» Task objective
If an entry holds a picture, drop the picture and restate the rest word for word.

» Items from an interface collection
::::::::

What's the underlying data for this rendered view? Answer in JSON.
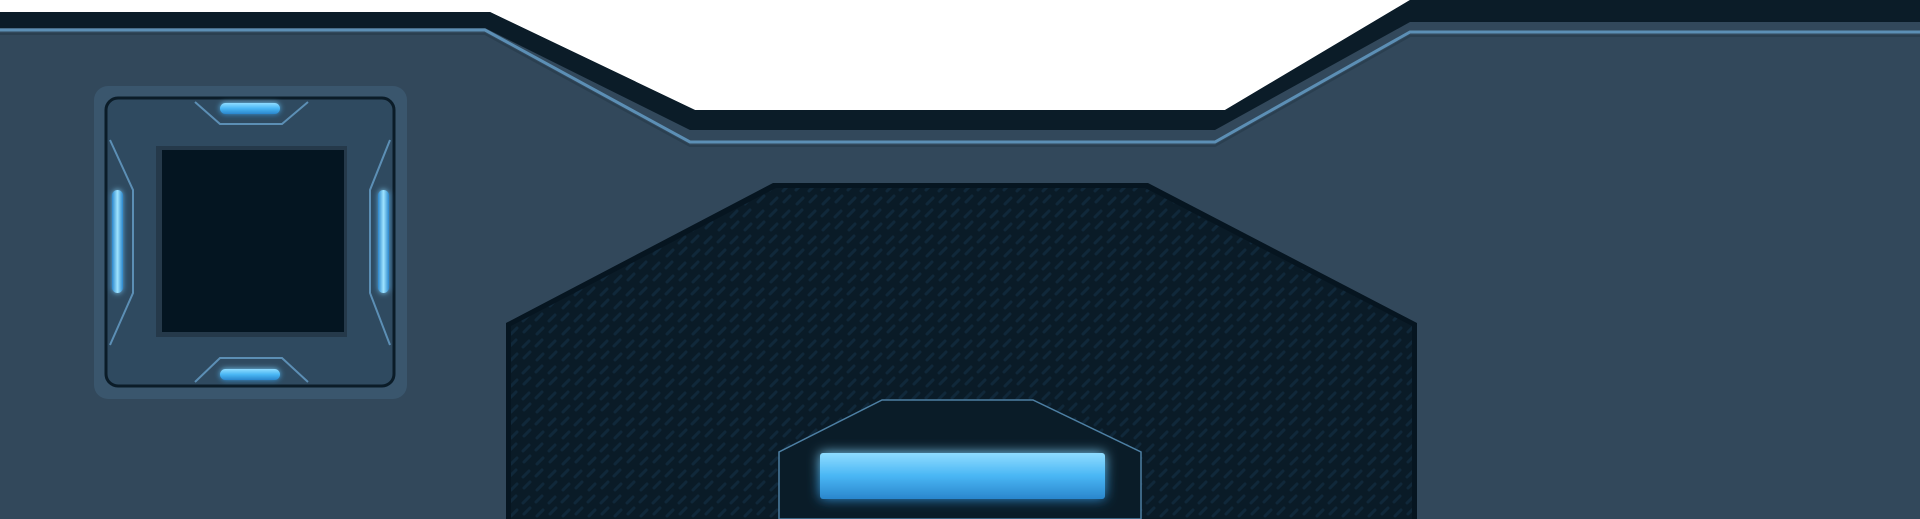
{
  "theme": {
    "background": "#ffffff",
    "panel": "#32485b",
    "panel_dark": "#0b1c28",
    "panel_inner": "#071722",
    "edge_highlight": "#5c8fb5",
    "module_fill": "#3a566d",
    "glow": "#49b6f4",
    "glow_core": "#9fe4ff"
  },
  "icons": {
    "side_module": "square-socket-icon",
    "indicator": "light-bar-icon"
  }
}
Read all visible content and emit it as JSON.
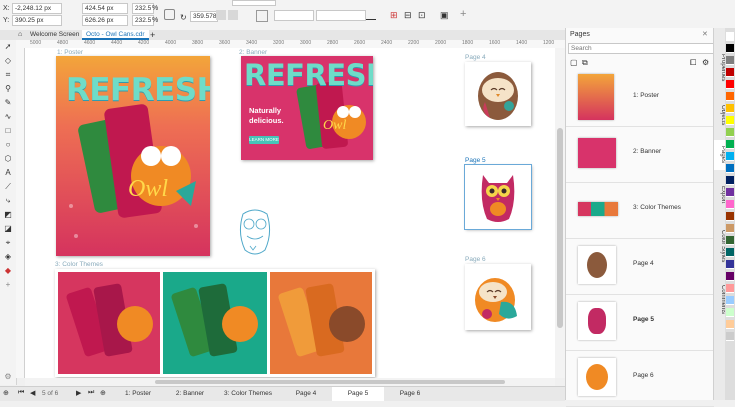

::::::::

» Result of this exercise
What's the underlying data for this rendered view? Answer in JSON.
{
  "theme": {
    "background": "#ffffff",
    "panel": "#32485b",
    "panel_dark": "#0b1c28",
    "panel_inner": "#071722",
    "edge_highlight": "#5c8fb5",
    "module_fill": "#3a566d",
    "glow": "#49b6f4",
    "glow_core": "#9fe4ff"
  },
  "icons": {
    "side_module": "square-socket-icon",
    "indicator": "light-bar-icon"
  }
}
Read all visible content and emit it as JSON.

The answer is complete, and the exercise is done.